Measurements: Overall: 88cm x 76cm (34.5in x 30in)
Half length portrait of the sitter looking to his right, attired in the uniform of the Norfolk Rangers. Oil on canvas. In original gilt wood frame.
Provenance: Sir William Ffolkes, 3rd Bt., Hillington Hall, , Norfolk, 1908.
Norfolk gentleman Browne Ffolkes (1749-1821) was connected with two of the county’s most distinguished sons - the Whig statesman Sir Robert Walpole, K.G., and Admiral Lord Nelson. Successive generations of his wife’s family, the Turners of Warham, had provided the Member of Parliament for King’s Lynn, and it was in the interest of the corporation of Lynn and by a family connection to the Walpoles of Houghton, that Ffolkes himself was returned to Parliament in 1790. Although politically an independent, he generally sided with the Whigs against William Pitt’s Tories. His wife’s cousins further included Captain Maurice Suckling, R.N., M.P, the early patron and maternal uncle of the hero of Trafalgar.
Ffolkes was educated at Eton, Emmanuel College, Cambridge and Lincoln’s Inn which he entered in 1768. He also ‘spent a small time abroad, being curious and studious after natural knowledge’. This bound with the fact that his uncle was a past President of the Royal Society was sufficient to secure his election as a Fellow in 1772. He was made a baronet in 1774 and on the death of his maternal grandfather
the same year he restyled himself Browne Ffolkes.

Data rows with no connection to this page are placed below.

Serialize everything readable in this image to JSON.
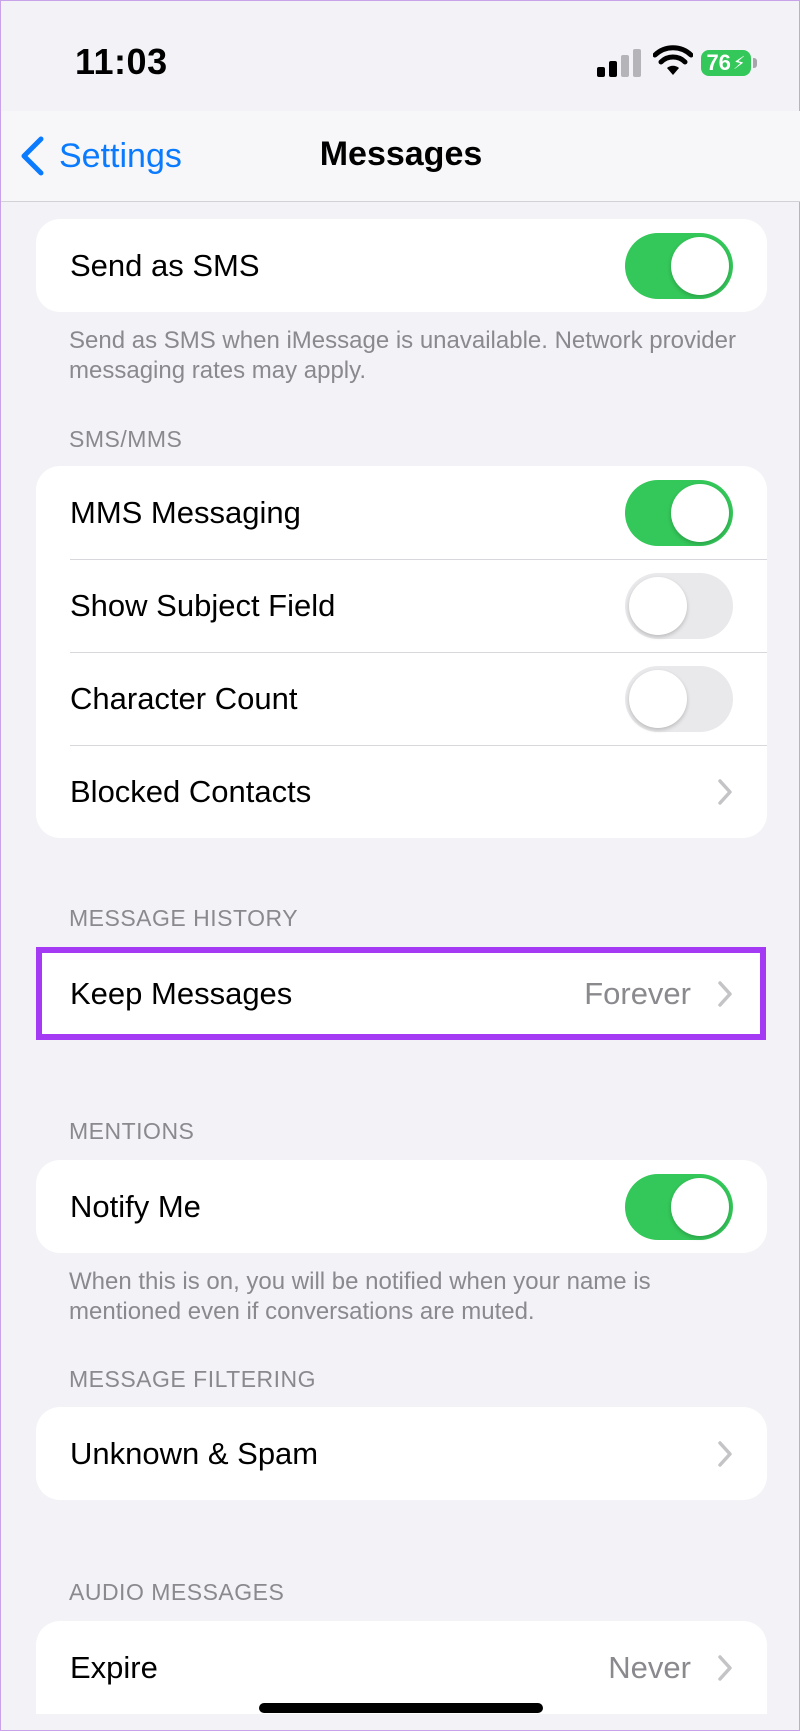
{
  "status_bar": {
    "time": "11:03",
    "battery": "76"
  },
  "nav": {
    "back_label": "Settings",
    "title": "Messages"
  },
  "send_as_sms": {
    "label": "Send as SMS",
    "enabled": true,
    "footnote": "Send as SMS when iMessage is unavailable. Network provider messaging rates may apply."
  },
  "sms_mms": {
    "header": "SMS/MMS",
    "rows": [
      {
        "label": "MMS Messaging",
        "type": "toggle",
        "enabled": true
      },
      {
        "label": "Show Subject Field",
        "type": "toggle",
        "enabled": false
      },
      {
        "label": "Character Count",
        "type": "toggle",
        "enabled": false
      },
      {
        "label": "Blocked Contacts",
        "type": "link"
      }
    ]
  },
  "message_history": {
    "header": "MESSAGE HISTORY",
    "keep_messages": {
      "label": "Keep Messages",
      "value": "Forever"
    }
  },
  "mentions": {
    "header": "MENTIONS",
    "notify_me": {
      "label": "Notify Me",
      "enabled": true
    },
    "footnote": "When this is on, you will be notified when your name is mentioned even if conversations are muted."
  },
  "message_filtering": {
    "header": "MESSAGE FILTERING",
    "unknown_spam": {
      "label": "Unknown & Spam"
    }
  },
  "audio_messages": {
    "header": "AUDIO MESSAGES",
    "expire": {
      "label": "Expire",
      "value": "Never"
    }
  },
  "colors": {
    "accent": "#0a7aff",
    "toggle_on": "#34c759",
    "highlight": "#a43af3"
  }
}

In 1783 Browne Ffolkes inherited his lawyer father’s estate at Hillington, Norfolk and affirmed his position in the county by serving as High Sheriff. He received his commission as Captain Lieutenant in the Norfolk Rangers from the Lord-Lieutenant of Norfolk, Lord Orford on 10 January 1783. The force had been raised in 1782 by their energetic neighbour George (later 1st Marquess) Townshend for the defence of the county. Townshend was a soldier of considerable experience having served under George II at Dettingen; against Jacobite rebels at Culloden, as well as enforcing English authority in Ireland and lately against revolutionaries in North America. To Townshend’s mind invasion, insurrection, lawlessness and criminality lurked at every turn but he also understood that enacting the 1757 Militia Act was not universally popular, as indeed he told Brown Ffolkes in a letter written at his London townhouse - ‘ ... there are many, Sir, who consider our poor united Rangers as a dreadful innovation, and had rather compromise with an outlawed smuggler or Lord George Gordon than break ye peace or ye Sabbath, by exercising on a Sunday.’
‘Exercising on a Sunday’ was frequently interspersed with social events including a ‘Rangers’ ball’ held at Townshend’s seat Raynham Hall, patriotic dinners and reviews. Following the Treaty of Versailles (1783) and return of peace, the Rangers where held in abeyance. Its well heeled members retained their arms and equipment at home until 1794 and the renewal of war with France. Brown Ffolkes remustered as ‘one of Marquis Townshend’s Rangers’ and in 1805 received a commission as a Major in the corps. In this latter period he acted as commanding officer. He continued as M.P. for King’s Lynn until his death in 1821, despite recurring bouts of gout which increasingly affected his attendance at Westminster.
Source: Harvey, J.R. (1908) ‘Records of the Norfolk Yeomanry Cavalry, 1782-1908’, Jarrold & Sons, Norwich